══ INPUT DATA
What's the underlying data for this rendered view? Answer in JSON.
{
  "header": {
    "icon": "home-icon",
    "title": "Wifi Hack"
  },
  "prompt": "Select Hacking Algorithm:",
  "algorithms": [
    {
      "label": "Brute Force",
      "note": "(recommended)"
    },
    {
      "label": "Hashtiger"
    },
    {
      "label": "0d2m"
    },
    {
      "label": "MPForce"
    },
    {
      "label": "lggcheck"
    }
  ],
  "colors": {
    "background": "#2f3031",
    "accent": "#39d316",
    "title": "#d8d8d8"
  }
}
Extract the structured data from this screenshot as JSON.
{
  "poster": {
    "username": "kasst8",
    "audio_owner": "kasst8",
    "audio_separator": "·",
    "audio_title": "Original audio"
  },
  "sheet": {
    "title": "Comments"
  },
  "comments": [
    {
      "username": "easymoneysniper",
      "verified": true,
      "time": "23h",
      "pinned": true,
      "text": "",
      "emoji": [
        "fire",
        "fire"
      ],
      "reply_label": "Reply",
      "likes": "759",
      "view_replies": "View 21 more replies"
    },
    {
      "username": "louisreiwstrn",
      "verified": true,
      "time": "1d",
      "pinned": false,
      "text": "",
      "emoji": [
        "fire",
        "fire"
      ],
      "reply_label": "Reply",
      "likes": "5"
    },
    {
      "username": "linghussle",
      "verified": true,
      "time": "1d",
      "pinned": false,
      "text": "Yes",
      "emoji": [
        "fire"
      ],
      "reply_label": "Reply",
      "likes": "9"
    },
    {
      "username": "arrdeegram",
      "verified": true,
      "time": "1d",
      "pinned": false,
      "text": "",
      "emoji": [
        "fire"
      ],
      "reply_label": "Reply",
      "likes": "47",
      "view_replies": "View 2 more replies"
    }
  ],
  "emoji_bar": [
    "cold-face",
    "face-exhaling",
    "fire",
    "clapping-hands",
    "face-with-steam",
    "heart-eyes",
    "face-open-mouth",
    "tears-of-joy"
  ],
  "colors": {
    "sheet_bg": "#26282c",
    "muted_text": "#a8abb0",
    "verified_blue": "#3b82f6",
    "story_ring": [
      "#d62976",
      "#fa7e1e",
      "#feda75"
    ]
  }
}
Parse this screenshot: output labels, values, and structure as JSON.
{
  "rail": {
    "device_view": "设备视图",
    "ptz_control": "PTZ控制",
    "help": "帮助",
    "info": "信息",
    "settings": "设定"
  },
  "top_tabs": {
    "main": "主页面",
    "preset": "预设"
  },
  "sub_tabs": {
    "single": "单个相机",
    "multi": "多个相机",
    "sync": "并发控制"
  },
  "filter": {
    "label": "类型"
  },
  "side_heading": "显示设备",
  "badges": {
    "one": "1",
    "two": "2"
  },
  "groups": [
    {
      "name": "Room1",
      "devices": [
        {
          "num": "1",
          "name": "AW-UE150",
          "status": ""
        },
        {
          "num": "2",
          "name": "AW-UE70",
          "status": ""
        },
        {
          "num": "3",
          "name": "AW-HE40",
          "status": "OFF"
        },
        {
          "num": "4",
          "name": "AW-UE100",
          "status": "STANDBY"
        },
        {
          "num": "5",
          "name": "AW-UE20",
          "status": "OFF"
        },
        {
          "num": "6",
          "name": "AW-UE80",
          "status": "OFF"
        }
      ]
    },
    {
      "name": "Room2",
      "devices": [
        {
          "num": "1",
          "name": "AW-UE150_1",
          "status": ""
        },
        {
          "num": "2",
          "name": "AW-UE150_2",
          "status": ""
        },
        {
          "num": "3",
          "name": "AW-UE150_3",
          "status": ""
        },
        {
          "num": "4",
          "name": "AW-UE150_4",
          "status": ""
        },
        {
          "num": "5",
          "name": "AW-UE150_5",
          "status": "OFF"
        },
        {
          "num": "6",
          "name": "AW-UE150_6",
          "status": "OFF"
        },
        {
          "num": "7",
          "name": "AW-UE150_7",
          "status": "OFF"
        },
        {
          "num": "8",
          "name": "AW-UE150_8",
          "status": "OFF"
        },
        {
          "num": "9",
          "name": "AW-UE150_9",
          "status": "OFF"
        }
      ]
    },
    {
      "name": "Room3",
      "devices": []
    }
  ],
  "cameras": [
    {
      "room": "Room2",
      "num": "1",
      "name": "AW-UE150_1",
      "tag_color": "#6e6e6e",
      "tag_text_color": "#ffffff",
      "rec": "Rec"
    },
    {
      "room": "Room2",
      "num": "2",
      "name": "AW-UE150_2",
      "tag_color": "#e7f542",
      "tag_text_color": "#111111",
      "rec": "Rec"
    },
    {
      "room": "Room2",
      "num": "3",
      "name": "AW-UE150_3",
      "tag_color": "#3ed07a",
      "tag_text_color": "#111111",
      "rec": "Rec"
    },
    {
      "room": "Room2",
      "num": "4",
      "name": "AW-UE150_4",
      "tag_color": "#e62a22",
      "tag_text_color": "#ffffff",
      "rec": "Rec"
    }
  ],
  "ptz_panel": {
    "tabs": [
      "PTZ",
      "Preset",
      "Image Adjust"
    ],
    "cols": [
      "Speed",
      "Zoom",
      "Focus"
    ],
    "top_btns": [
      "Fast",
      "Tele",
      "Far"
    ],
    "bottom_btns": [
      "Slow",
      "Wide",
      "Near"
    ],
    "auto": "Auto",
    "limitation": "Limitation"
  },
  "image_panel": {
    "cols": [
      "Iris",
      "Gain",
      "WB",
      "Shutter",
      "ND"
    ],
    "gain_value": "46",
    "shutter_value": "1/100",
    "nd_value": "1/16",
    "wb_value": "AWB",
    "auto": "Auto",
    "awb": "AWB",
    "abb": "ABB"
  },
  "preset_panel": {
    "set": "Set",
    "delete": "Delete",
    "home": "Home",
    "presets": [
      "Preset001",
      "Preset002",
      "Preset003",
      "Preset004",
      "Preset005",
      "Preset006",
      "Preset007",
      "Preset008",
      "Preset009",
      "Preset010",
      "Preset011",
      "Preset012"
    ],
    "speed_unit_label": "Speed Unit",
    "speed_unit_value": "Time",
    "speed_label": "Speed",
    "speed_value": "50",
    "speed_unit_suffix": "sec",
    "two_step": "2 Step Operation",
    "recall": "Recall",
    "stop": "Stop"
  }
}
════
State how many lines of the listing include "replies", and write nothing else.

2